**EXERCISE OBJECTIVE**
Only the lines holding the word "JSON" are wanted; copy each of them from the listing.

**THE DATA**
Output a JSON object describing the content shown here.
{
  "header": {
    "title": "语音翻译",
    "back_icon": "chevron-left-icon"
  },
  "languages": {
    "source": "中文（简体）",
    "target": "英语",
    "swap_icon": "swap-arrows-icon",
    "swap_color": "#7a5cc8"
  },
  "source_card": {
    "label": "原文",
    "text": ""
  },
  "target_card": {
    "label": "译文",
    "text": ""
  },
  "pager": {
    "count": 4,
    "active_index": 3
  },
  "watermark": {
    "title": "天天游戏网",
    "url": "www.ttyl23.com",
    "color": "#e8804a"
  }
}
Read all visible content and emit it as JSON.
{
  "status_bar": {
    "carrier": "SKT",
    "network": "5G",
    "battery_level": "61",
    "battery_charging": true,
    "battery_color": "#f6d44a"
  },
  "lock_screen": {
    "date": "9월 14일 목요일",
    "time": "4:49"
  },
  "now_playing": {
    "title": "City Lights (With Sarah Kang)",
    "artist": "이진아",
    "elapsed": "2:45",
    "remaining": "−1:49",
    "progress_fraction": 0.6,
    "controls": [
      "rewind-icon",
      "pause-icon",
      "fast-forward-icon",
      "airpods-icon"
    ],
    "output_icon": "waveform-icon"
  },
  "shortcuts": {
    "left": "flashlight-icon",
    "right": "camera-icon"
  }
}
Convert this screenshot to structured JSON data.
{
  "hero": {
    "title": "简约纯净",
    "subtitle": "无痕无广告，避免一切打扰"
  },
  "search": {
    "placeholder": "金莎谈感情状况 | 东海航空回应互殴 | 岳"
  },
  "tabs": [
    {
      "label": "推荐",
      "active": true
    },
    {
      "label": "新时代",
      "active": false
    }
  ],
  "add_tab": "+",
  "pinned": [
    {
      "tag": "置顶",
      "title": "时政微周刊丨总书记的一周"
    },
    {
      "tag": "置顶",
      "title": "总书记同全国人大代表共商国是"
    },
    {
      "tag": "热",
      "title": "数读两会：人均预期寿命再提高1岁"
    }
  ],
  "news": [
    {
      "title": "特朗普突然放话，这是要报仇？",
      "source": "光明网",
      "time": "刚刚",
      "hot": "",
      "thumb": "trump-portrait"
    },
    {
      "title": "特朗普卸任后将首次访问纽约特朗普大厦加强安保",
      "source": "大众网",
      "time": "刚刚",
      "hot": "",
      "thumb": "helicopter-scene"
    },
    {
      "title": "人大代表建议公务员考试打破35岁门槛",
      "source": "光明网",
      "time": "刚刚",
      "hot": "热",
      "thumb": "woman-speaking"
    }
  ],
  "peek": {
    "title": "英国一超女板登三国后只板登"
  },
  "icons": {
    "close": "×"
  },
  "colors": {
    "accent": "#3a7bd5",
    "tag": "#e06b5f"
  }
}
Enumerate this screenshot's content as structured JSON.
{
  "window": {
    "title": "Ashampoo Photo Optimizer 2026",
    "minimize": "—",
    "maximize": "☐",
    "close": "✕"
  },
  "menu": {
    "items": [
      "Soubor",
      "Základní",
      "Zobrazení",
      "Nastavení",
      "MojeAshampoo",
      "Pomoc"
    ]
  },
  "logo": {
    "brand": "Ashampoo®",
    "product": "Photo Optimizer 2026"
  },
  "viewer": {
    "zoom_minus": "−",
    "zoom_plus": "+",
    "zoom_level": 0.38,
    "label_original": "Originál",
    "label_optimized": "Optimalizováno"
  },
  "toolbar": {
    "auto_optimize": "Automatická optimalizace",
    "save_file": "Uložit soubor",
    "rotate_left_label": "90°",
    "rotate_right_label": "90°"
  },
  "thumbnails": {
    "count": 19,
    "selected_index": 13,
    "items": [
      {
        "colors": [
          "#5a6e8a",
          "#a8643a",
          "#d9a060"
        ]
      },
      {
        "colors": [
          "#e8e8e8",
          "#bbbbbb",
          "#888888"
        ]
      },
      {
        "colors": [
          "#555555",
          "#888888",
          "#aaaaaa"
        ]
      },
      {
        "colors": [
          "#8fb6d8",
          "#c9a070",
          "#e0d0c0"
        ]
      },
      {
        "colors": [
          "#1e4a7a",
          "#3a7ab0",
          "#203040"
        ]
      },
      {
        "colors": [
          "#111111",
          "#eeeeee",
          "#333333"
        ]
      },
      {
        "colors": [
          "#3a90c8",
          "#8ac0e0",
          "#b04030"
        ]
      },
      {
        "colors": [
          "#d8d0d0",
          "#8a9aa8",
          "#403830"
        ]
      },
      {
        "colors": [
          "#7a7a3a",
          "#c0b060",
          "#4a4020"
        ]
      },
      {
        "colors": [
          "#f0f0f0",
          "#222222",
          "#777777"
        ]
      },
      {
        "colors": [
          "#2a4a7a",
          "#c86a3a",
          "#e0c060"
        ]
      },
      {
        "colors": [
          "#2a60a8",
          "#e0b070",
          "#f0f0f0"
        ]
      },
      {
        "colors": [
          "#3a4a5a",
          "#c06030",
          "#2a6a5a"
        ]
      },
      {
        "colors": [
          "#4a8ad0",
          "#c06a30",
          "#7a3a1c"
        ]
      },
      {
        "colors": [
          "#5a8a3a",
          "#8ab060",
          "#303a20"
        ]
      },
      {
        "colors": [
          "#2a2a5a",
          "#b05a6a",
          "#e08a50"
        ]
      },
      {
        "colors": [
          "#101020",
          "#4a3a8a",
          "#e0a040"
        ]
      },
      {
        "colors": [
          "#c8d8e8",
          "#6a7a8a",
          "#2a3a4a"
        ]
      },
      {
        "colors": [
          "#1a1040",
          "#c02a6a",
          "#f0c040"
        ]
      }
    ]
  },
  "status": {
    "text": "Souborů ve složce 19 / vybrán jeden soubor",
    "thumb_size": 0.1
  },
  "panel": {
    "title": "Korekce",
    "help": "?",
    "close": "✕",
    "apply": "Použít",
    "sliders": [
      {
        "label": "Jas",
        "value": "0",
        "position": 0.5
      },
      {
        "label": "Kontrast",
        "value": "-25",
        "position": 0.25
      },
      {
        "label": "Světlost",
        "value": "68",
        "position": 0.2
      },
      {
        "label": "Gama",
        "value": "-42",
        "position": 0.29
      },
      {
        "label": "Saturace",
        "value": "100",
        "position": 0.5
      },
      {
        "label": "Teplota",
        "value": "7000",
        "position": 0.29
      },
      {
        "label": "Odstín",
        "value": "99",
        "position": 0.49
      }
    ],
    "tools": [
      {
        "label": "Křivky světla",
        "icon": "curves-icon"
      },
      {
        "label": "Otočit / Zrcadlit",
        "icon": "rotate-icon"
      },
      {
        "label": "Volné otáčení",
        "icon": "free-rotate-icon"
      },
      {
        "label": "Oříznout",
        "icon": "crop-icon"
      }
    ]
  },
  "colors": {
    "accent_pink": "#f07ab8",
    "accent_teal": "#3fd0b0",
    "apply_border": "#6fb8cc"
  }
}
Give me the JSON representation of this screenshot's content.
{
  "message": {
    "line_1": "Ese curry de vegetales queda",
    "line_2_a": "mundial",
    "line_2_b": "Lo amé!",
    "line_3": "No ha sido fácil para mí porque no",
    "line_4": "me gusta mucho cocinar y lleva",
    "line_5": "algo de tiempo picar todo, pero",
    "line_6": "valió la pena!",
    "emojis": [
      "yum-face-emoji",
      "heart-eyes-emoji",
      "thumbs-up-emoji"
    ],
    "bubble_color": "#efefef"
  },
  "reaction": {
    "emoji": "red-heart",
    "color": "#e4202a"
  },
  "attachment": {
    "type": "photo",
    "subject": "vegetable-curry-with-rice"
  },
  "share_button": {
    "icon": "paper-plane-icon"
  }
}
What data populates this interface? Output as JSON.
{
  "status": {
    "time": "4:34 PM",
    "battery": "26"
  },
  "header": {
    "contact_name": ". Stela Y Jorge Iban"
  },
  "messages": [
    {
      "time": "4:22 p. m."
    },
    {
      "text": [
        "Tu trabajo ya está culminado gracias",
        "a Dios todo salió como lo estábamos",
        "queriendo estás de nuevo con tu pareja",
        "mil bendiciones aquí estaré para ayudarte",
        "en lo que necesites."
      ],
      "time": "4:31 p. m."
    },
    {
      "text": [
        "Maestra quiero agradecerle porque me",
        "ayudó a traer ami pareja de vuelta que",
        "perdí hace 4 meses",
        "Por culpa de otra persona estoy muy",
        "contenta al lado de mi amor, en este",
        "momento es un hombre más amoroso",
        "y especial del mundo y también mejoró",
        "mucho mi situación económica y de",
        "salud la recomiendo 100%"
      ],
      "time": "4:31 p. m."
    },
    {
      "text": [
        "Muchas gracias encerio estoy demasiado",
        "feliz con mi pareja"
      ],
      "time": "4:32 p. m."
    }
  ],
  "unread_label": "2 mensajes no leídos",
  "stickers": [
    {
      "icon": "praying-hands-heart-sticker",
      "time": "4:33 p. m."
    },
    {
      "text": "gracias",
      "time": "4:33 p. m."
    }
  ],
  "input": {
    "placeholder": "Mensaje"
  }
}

**RESPONSE BOX**
Output a JSON object describing the content shown here.
Read all visible content and emit it as JSON.
Convert this screenshot to structured JSON data.
Enumerate this screenshot's content as structured JSON.
Give me the JSON representation of this screenshot's content.
What data populates this interface? Output as JSON.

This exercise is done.